#### What this task involves:
Scan the records and identify every line in which the string "JSON" occurs, then return those lines.
◆ ◆ ◆ ◆ ◆ ◆ ◆
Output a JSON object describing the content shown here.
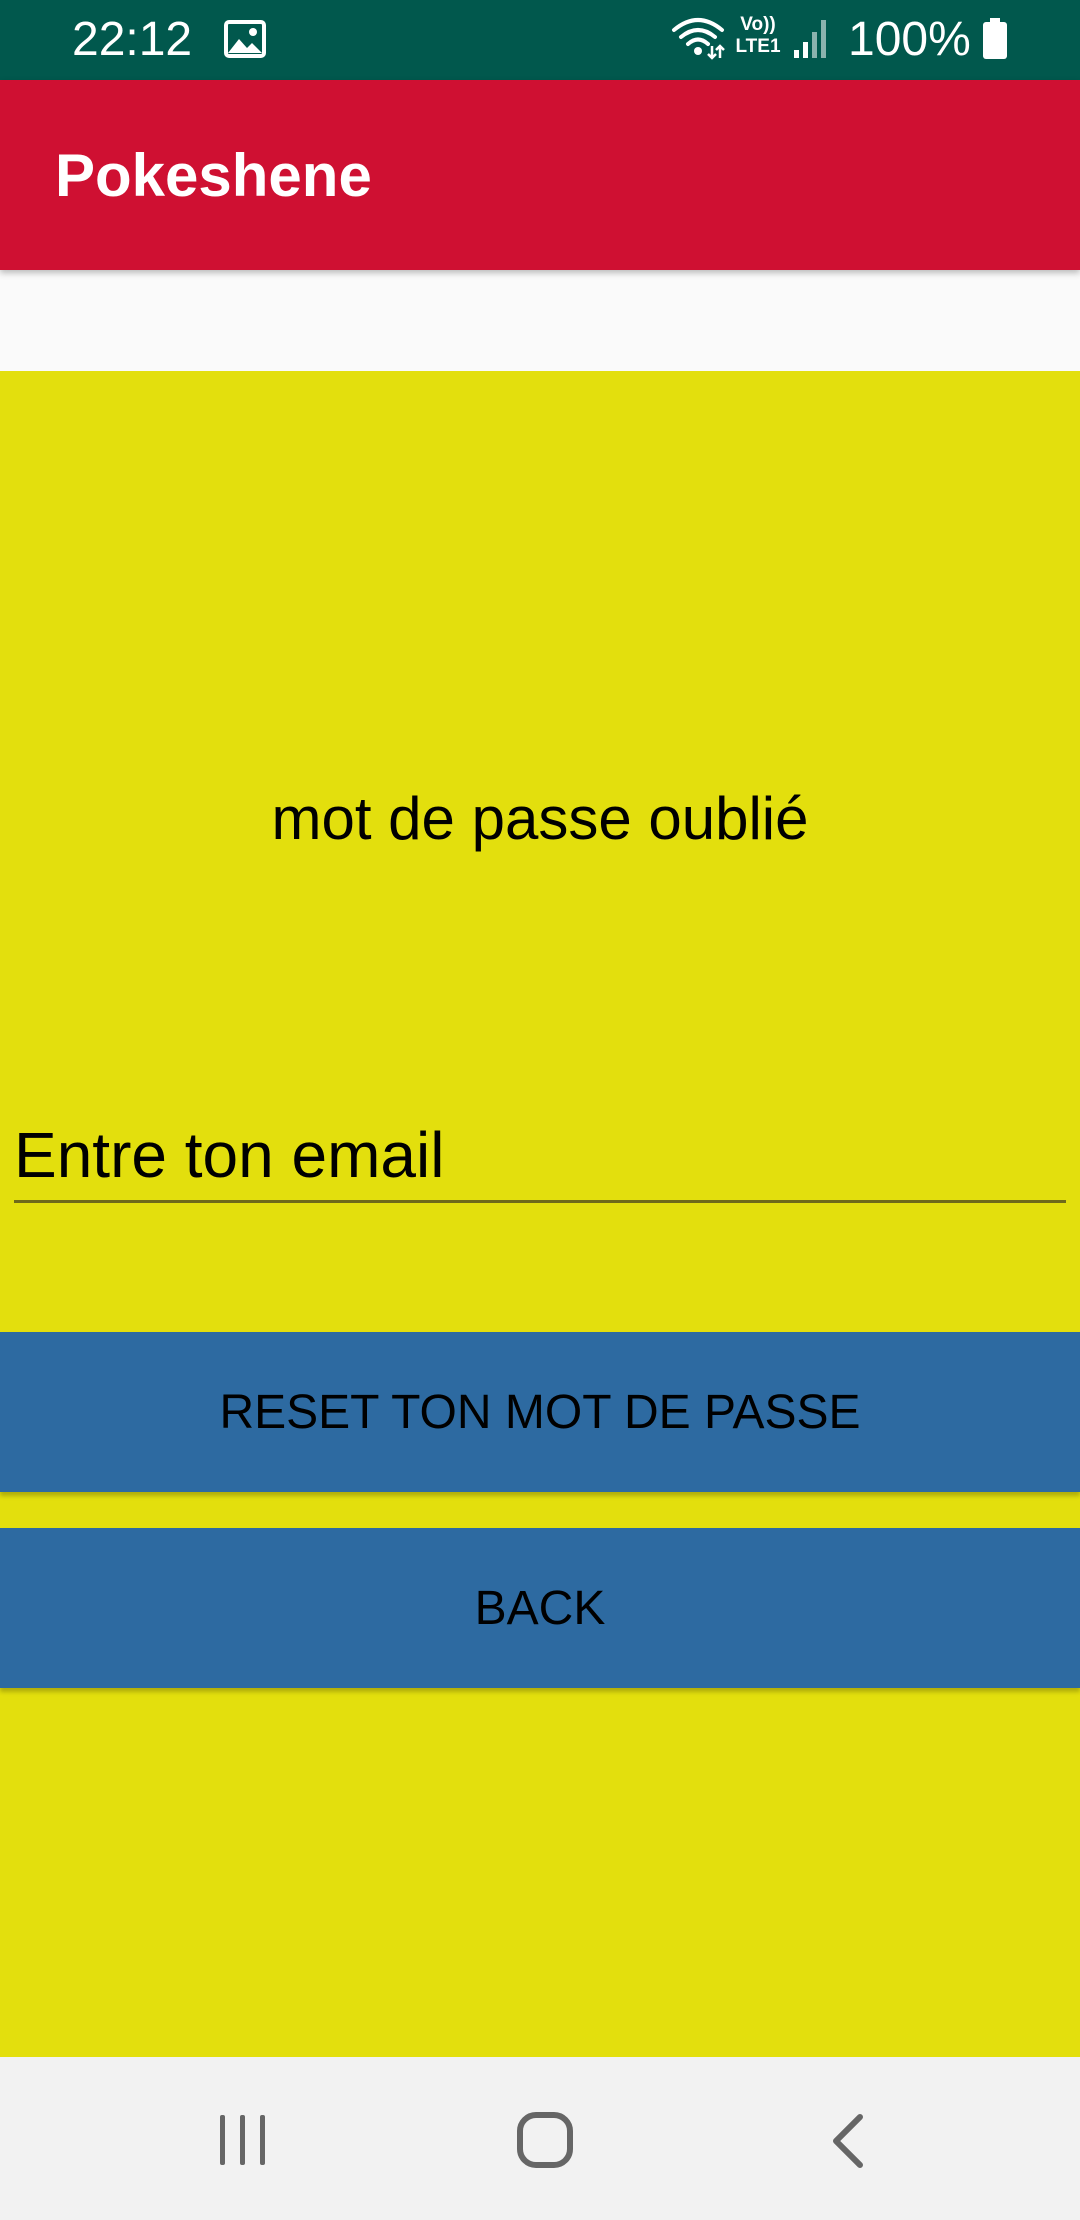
{
  "status_bar": {
    "time": "22:12",
    "network_label_line1": "Vo))",
    "network_label_line2": "LTE1",
    "battery_percent": "100%",
    "icons": [
      "gallery-icon",
      "wifi-icon",
      "lte-icon",
      "signal-icon",
      "battery-icon"
    ]
  },
  "app_bar": {
    "title": "Pokeshene",
    "color": "#cf1032"
  },
  "main": {
    "background": "#e3df0d",
    "heading": "mot de passe oublié",
    "email_placeholder": "Entre ton email",
    "email_value": "",
    "reset_button_label": "RESET TON MOT DE PASSE",
    "back_button_label": "BACK",
    "button_color": "#2d6aa1"
  },
  "nav_bar": {
    "icons": [
      "recents-icon",
      "home-icon",
      "back-icon"
    ]
  }
}
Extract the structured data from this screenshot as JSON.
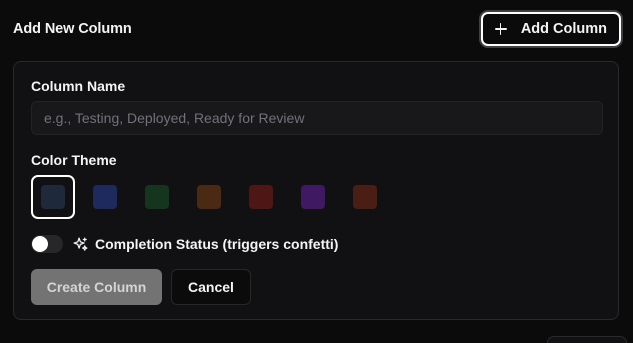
{
  "header": {
    "title": "Add New Column",
    "add_button_label": "Add Column"
  },
  "form": {
    "column_name_label": "Column Name",
    "column_name_placeholder": "e.g., Testing, Deployed, Ready for Review",
    "column_name_value": "",
    "color_theme_label": "Color Theme",
    "color_options": [
      {
        "name": "slate",
        "color": "#1e293b",
        "selected": true
      },
      {
        "name": "blue",
        "color": "#1e2a5e",
        "selected": false
      },
      {
        "name": "green",
        "color": "#15351f",
        "selected": false
      },
      {
        "name": "orange",
        "color": "#4a2a12",
        "selected": false
      },
      {
        "name": "red",
        "color": "#4f1616",
        "selected": false
      },
      {
        "name": "purple",
        "color": "#3f1a63",
        "selected": false
      },
      {
        "name": "brown-red",
        "color": "#4a1e14",
        "selected": false
      }
    ],
    "completion_status_label": "Completion Status (triggers confetti)",
    "completion_status_on": false,
    "create_button_label": "Create Column",
    "cancel_button_label": "Cancel"
  },
  "colors": {
    "background": "#0b0b0c",
    "card": "#111113",
    "create_button_disabled": "#737373"
  }
}
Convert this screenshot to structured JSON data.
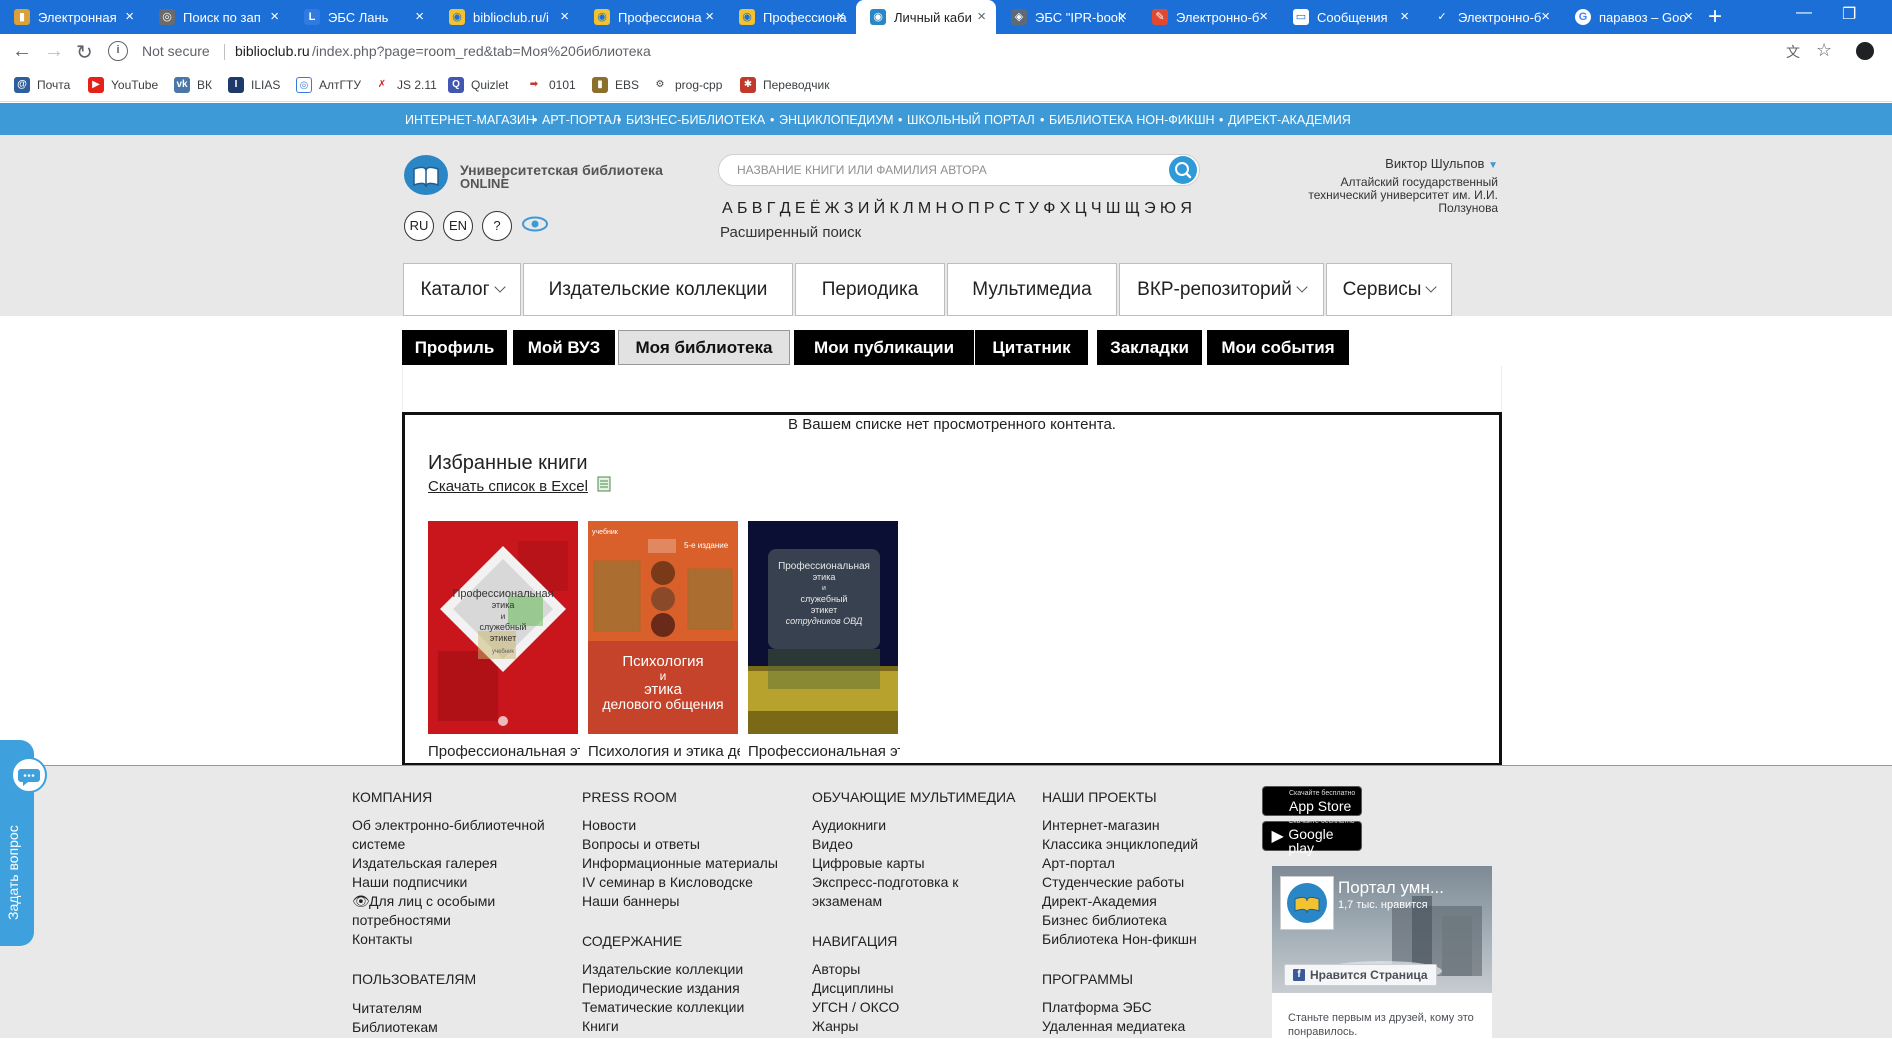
{
  "browser": {
    "tabs": [
      {
        "label": "Электронная"
      },
      {
        "label": "Поиск по зап"
      },
      {
        "label": "ЭБС Лань"
      },
      {
        "label": "biblioclub.ru/i"
      },
      {
        "label": "Профессиона"
      },
      {
        "label": "Профессиона"
      },
      {
        "label": "Личный каби"
      },
      {
        "label": "ЭБС \"IPR-book"
      },
      {
        "label": "Электронно-б"
      },
      {
        "label": "Сообщения"
      },
      {
        "label": "Электронно-б"
      },
      {
        "label": "паравоз – Goo"
      }
    ],
    "new_tab": "+",
    "url": {
      "security": "Not secure",
      "host": "biblioclub.ru",
      "path": "/index.php?page=room_red&tab=Моя%20библиотека"
    },
    "bookmarks": [
      {
        "label": "Почта",
        "color": "#2d5e9e"
      },
      {
        "label": "YouTube",
        "color": "#e62117"
      },
      {
        "label": "ВК",
        "color": "#4a76a8"
      },
      {
        "label": "ILIAS",
        "color": "#1e3a6b"
      },
      {
        "label": "АлтГТУ",
        "color": "#3a7bd5"
      },
      {
        "label": "JS 2.11",
        "color": "#d62828"
      },
      {
        "label": "Quizlet",
        "color": "#4257b2"
      },
      {
        "label": "0101",
        "color": "#c0392b"
      },
      {
        "label": "EBS",
        "color": "#8b6f2a"
      },
      {
        "label": "prog-cpp",
        "color": "#444444"
      },
      {
        "label": "Переводчик",
        "color": "#c0392b"
      }
    ]
  },
  "site": {
    "top_links": [
      "ИНТЕРНЕТ-МАГАЗИН",
      "АРТ-ПОРТАЛ",
      "БИЗНЕС-БИБЛИОТЕКА",
      "ЭНЦИКЛОПЕДИУМ",
      "ШКОЛЬНЫЙ ПОРТАЛ",
      "БИБЛИОТЕКА НОН-ФИКШН",
      "ДИРЕКТ-АКАДЕМИЯ"
    ],
    "logo": {
      "line1": "Университетская библиотека",
      "line2": "ONLINE"
    },
    "lang": [
      "RU",
      "EN",
      "?"
    ],
    "search_placeholder": "НАЗВАНИЕ КНИГИ ИЛИ ФАМИЛИЯ АВТОРА",
    "alphabet": [
      "А",
      "Б",
      "В",
      "Г",
      "Д",
      "Е",
      "Ё",
      "Ж",
      "З",
      "И",
      "Й",
      "К",
      "Л",
      "М",
      "Н",
      "О",
      "П",
      "Р",
      "С",
      "Т",
      "У",
      "Ф",
      "Х",
      "Ц",
      "Ч",
      "Ш",
      "Щ",
      "Э",
      "Ю",
      "Я"
    ],
    "advanced_search": "Расширенный поиск",
    "user": {
      "name": "Виктор Шульпов",
      "org_line1": "Алтайский государственный",
      "org_line2": "технический университет им. И.И.",
      "org_line3": "Ползунова"
    },
    "main_nav": [
      "Каталог",
      "Издательские коллекции",
      "Периодика",
      "Мультимедиа",
      "ВКР-репозиторий",
      "Сервисы"
    ],
    "sub_tabs": [
      "Профиль",
      "Мой ВУЗ",
      "Моя библиотека",
      "Мои публикации",
      "Цитатник",
      "Закладки",
      "Мои события"
    ],
    "active_sub_tab": "Моя библиотека",
    "content": {
      "empty_message": "В Вашем списке нет просмотренного контента.",
      "favorites_title": "Избранные книги",
      "excel_link": "Скачать список в Excel",
      "books": [
        {
          "title": "Профессиональная этика и служебный этикет",
          "cover_text": [
            "Профессиональная",
            "этика",
            "и",
            "служебный",
            "этикет",
            "учебник"
          ]
        },
        {
          "title": "Психология и этика делового общения",
          "cover_text": [
            "учебник",
            "5-е издание",
            "Психология",
            "и",
            "этика",
            "делового общения"
          ]
        },
        {
          "title": "Профессиональная этика и служебный этикет сотрудников ОВД",
          "cover_text": [
            "Профессиональная",
            "этика",
            "и",
            "служебный",
            "этикет",
            "сотрудников ОВД"
          ]
        }
      ]
    }
  },
  "footer": {
    "columns": [
      {
        "heading": "КОМПАНИЯ",
        "links": [
          "Об электронно-библиотечной",
          "системе",
          "Издательская галерея",
          "Наши подписчики",
          "Для лиц с особыми",
          "потребностями",
          "Контакты"
        ]
      },
      {
        "heading": "PRESS ROOM",
        "links": [
          "Новости",
          "Вопросы и ответы",
          "Информационные материалы",
          "IV семинар в Кисловодске",
          "Наши баннеры"
        ]
      },
      {
        "heading": "ОБУЧАЮЩИЕ МУЛЬТИМЕДИА",
        "links": [
          "Аудиокниги",
          "Видео",
          "Цифровые карты",
          "Экспресс-подготовка к",
          "экзаменам"
        ]
      },
      {
        "heading": "НАШИ ПРОЕКТЫ",
        "links": [
          "Интернет-магазин",
          "Классика энциклопедий",
          "Арт-портал",
          "Студенческие работы",
          "Директ-Академия",
          "Бизнес библиотека",
          "Библиотека Нон-фикшн"
        ]
      },
      {
        "heading": "ПОЛЬЗОВАТЕЛЯМ",
        "links": [
          "Читателям",
          "Библиотекам"
        ]
      },
      {
        "heading": "СОДЕРЖАНИЕ",
        "links": [
          "Издательские коллекции",
          "Периодические издания",
          "Тематические коллекции",
          "Книги"
        ]
      },
      {
        "heading": "НАВИГАЦИЯ",
        "links": [
          "Авторы",
          "Дисциплины",
          "УГСН / ОКСО",
          "Жанры"
        ]
      },
      {
        "heading": "ПРОГРАММЫ",
        "links": [
          "Платформа ЭБС",
          "Удаленная медиатека"
        ]
      }
    ],
    "stores": [
      {
        "small": "Скачайте бесплатно",
        "big": "App Store"
      },
      {
        "small": "Скачайте бесплатно",
        "big": "Google play"
      }
    ],
    "fb": {
      "name": "Портал умн...",
      "likes": "1,7 тыс. нравится",
      "like_button": "Нравится Страница",
      "friends_text": "Станьте первым из друзей, кому это понравилось."
    },
    "ask_question": "Задать вопрос"
  },
  "colors": {
    "browser_accent": "#1d6fd8",
    "site_blue": "#3d9ad6",
    "header_gray": "#e8e8e8",
    "subtab_black": "#000000"
  }
}
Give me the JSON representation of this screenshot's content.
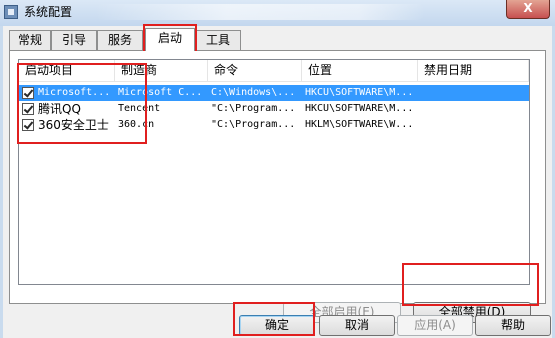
{
  "window": {
    "title": "系统配置",
    "close_label": "X"
  },
  "tabs": [
    {
      "label": "常规"
    },
    {
      "label": "引导"
    },
    {
      "label": "服务"
    },
    {
      "label": "启动"
    },
    {
      "label": "工具"
    }
  ],
  "startup_list": {
    "columns": [
      "启动项目",
      "制造商",
      "命令",
      "位置",
      "禁用日期"
    ],
    "rows": [
      {
        "item": "Microsoft...",
        "maker": "Microsoft C...",
        "command": "C:\\Windows\\...",
        "location": "HKCU\\SOFTWARE\\M...",
        "date": "",
        "checked": true,
        "selected": true
      },
      {
        "item": "腾讯QQ",
        "maker": "Tencent",
        "command": "\"C:\\Program...",
        "location": "HKCU\\SOFTWARE\\M...",
        "date": "",
        "checked": true,
        "selected": false
      },
      {
        "item": "360安全卫士",
        "maker": "360.cn",
        "command": "\"C:\\Program...",
        "location": "HKLM\\SOFTWARE\\W...",
        "date": "",
        "checked": true,
        "selected": false
      }
    ]
  },
  "buttons": {
    "enable_all": "全部启用(E)",
    "disable_all": "全部禁用(D)",
    "ok": "确定",
    "cancel": "取消",
    "apply": "应用(A)",
    "help": "帮助"
  },
  "colors": {
    "selection": "#3399ff",
    "highlight_box": "#e01f1f"
  }
}
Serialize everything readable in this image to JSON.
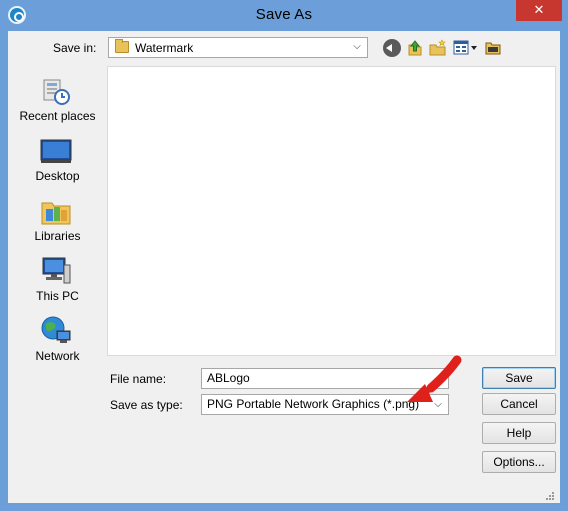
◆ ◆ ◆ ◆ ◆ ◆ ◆
#### Expected answer:
Output a JSON object describing the content shown here.
Extract the structured data from this screenshot as JSON.
Convert this screenshot to structured JSON data.
Give me the JSON representation of this screenshot's content.
Serialize everything readable in this image to JSON.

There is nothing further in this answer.